The Israel-Hezbollah border clashes have killed at least 496 people in Lebanon, most of them fighters but also including 95 civilians, according to an AFP tally.

Israeli authorities say at least 15 soldiers and 11 civilians have been killed on their side of the UN-patrolled border.

The Gaza war at the heart of the regional tensions has meanwhile raged on, and gun battles, air strikes and artillery shelling rocked Gaza City for an eight day on Thursday.

Israeli troops over the past day had “destroyed tunnel routes in the area and eliminated dozens of terrorists in close-quarters combat with tank fire, and in aerial strikes,” said the military.

Gaza’s civil defence agency said at least five people were killed in a strike that hit a Gaza City school.

Fears of renewed heavy fighting have also surged in Gaza’s southern areas near Khan Yunis and Rafah after the military on Monday issued a sweeping evacuation order that the UN said impacted 250,000 people.

Witnesses reported air strikes and intense artillery shelling in western Rafah on Thursday.

Efforts towards truce

Israel has faced an international outcry over the soaring civilian death toll, punishing siege and mass destruction in Gaza.

The UN humanitarian coordinator for Gaza, Sigrid Kaag, this week again called for an end to the “maelstrom of human misery”.

Prime Minister Benjamin Netanyahu has insisted Israel will destroy Hamas and bring home the remaining hostages.

US President Joe Biden, under growing domestic pressure over Washington’s support for Israel, in late May outlined a roadmap for a six-week ceasefire and exchange of hostages for Palestinian prisoners held by Israel.

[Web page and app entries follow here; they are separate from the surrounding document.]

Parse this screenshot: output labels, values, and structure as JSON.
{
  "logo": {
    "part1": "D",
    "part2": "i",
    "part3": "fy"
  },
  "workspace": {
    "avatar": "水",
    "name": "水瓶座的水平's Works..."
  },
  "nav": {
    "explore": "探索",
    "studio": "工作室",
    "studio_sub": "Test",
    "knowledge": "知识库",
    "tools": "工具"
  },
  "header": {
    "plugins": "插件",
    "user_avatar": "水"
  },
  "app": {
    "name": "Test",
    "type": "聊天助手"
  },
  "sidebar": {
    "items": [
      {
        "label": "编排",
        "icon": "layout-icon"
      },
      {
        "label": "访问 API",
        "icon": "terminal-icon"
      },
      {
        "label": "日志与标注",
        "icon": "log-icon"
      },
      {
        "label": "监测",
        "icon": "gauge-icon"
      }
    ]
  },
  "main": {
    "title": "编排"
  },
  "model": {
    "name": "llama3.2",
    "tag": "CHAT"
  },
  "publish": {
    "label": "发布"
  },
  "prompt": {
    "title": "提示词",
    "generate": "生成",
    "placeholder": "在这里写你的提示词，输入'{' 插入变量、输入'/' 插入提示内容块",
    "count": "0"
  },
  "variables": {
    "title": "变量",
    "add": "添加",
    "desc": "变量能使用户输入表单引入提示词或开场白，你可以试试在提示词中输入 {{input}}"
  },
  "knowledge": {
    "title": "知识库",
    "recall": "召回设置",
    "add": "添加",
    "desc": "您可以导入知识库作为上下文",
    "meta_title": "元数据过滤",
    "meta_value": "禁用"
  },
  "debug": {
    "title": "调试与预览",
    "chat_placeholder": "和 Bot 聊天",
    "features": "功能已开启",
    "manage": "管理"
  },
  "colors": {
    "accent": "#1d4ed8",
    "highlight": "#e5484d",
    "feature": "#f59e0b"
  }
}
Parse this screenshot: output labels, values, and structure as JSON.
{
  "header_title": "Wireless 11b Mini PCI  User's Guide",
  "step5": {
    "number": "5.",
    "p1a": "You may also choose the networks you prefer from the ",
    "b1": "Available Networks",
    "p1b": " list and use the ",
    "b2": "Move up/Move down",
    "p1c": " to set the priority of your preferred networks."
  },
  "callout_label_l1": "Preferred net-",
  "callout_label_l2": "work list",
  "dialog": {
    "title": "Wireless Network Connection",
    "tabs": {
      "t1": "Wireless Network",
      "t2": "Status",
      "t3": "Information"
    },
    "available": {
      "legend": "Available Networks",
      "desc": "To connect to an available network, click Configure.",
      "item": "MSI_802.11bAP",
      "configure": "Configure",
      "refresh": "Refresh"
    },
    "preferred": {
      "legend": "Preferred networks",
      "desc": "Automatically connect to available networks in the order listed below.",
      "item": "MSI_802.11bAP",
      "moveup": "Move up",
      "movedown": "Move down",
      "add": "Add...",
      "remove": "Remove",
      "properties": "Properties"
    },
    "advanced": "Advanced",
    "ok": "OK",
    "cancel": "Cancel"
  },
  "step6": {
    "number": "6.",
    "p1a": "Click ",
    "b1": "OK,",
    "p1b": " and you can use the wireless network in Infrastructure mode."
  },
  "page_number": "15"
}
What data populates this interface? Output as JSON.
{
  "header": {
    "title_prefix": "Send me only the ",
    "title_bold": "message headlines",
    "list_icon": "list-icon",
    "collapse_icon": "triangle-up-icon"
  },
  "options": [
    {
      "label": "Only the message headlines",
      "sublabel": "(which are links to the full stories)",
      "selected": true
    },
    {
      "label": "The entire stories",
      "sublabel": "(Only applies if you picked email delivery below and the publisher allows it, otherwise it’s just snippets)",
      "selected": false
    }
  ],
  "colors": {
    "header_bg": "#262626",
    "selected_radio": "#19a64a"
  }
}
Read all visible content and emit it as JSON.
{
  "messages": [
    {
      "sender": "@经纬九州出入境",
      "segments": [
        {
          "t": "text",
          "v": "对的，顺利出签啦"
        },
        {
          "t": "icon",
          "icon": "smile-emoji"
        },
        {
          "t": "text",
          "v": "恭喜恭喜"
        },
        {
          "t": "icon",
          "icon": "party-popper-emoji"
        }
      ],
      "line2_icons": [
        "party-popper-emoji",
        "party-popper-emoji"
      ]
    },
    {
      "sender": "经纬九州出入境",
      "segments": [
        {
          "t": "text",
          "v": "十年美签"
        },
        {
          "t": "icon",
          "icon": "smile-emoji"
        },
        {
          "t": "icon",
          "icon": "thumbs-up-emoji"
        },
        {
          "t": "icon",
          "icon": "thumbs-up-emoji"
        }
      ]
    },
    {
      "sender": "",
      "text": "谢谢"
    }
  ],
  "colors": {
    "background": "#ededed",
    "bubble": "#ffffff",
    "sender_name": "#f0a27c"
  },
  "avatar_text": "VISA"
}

There has been little progress since, but Hamas said Wednesday it was communicating with officials in Qatar and Egypt as well as Turkey with an eye to ending the conflict.

Hamas said its Qatar-based political chief Ismail Haniyeh had “made contact with the mediator brothers in Qatar and Egypt about the ideas that the movement is discussing with them with the aim of reaching an agreement”.

Netanyahu’s office and the Mossad intelligence service said “Israel is evaluating the (Hamas) remarks and will convey its reply to the mediators”.

The main stumbling block so far has centred on Hamas’s demand for a permanent end to the fighting - a demand Netanyahu and his right-wing nationalist government allies strongly reject.